All about Amethyst
With its royal purple tones, Amethyst is perhaps the star among quartz gemstones. Many writers, including American novelist Anne River Siddons, have used the amethyst metaphor to describe the sky at sunrise and sunset. She writes: “Against the grape-flushed sky perfect Amethyst night.”
Amethyst is macrocrystalline quartz that occurs as geodes in abundance all over the world. Once mined in Siberia and Europe, today, amethyst is found mainly in South America and Africa. Pro tip: Prolonged exposure to light can cause colour fading in amethyst. So, store your fine amethyst jewellery wrapped in a soft cloth in your jewellery box.
The purple shades of amethyst have a vibrant yet subtle charm that makes it a winner for the masses. Shop for designer amethyst jewellery like bracelets, necklaces, rings, and earrings at The Jewellery Room.
The many faces of Amethyst

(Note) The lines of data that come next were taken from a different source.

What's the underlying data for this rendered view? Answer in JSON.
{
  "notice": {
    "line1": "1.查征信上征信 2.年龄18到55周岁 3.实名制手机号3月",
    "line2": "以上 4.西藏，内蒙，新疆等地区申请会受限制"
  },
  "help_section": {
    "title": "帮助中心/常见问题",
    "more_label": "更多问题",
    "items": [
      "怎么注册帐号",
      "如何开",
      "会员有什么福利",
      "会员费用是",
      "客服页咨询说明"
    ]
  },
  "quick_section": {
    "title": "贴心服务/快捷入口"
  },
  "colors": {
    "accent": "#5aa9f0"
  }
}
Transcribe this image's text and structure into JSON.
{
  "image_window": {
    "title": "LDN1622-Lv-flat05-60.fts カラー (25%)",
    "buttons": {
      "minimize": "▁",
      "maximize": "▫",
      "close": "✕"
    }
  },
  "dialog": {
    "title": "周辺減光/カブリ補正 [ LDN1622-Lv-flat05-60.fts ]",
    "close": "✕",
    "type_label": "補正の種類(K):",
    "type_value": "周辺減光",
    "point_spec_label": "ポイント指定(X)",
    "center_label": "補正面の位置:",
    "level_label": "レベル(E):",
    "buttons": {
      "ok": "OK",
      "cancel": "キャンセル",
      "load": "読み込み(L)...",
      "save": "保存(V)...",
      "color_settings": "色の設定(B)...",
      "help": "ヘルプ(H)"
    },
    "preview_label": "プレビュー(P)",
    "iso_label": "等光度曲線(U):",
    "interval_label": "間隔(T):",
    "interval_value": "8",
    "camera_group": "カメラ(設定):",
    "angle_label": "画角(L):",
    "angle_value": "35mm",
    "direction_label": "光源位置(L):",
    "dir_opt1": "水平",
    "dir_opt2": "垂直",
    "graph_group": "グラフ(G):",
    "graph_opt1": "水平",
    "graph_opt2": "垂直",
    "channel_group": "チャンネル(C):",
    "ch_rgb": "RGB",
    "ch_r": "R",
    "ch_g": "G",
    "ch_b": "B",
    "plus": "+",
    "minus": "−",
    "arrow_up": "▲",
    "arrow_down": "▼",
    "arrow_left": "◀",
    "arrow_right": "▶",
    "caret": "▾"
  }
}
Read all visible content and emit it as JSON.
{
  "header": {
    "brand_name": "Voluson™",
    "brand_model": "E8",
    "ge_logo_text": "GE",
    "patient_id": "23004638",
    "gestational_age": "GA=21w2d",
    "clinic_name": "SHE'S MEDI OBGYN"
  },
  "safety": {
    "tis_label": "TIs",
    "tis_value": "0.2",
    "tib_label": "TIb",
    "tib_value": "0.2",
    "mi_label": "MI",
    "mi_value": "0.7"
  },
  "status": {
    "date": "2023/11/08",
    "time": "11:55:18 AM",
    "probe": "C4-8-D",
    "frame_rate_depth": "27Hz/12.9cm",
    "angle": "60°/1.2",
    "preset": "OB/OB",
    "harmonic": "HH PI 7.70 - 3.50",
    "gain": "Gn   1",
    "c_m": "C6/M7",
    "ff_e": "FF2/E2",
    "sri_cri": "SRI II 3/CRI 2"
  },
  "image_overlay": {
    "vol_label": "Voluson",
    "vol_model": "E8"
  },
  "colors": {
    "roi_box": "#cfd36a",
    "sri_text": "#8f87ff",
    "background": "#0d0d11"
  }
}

The hues of amethyst vary from deeper red-tinged shades of purple to lighter lilacs. The varying composition of iron in amethyst is what defines its shades.
The amethysts of the former Siberian mines had an intense hue that became their identity. Nowadays, dark shades of amethyst are classified as “Siberian”.
These gems are rougher, compact forms of amethyst with whitish stripes.
Rose de France
No, this has nothing to do with France. Brazilian amethysts have a soft pink hue that became quite popular among European royalty in the Victorian Era. And that’s probably how the name came about.
When natural amethyst undergoes heat treatment, it often metamorphoses into a green colour stone.
Amethyst can be cut in various shapes — facet, cabochon, brilliant, emerald, etc. Fine jewellery designers love the amethyst for its versatility; this semi-precious gemstone can make a statement as a solo centrepiece or an accessory to another stone.
Facts to know about Amethyst
Amethyst has been revered as a protective gemstone for millennia. Ancient Egyptians wore amethyst amulets to guard themselves against harm. The gemstone probably derived its name from Ancient Greek (amethystos = not drunk). The people of Ancient Greece believed that Amethyst talismans protected one from the effects of intoxication.
With a hardness of 7 on the Mohs scale, this durable gemstone was rare and costly until the South American sources were discovered. The birthstone for February and Pisceans, amethyst is the best gemstone gift to celebrate your sixth wedding anniversary. So why wait? Visit thejewelleryroom.com for designer amethyst jewellery with authentic certified gemstones.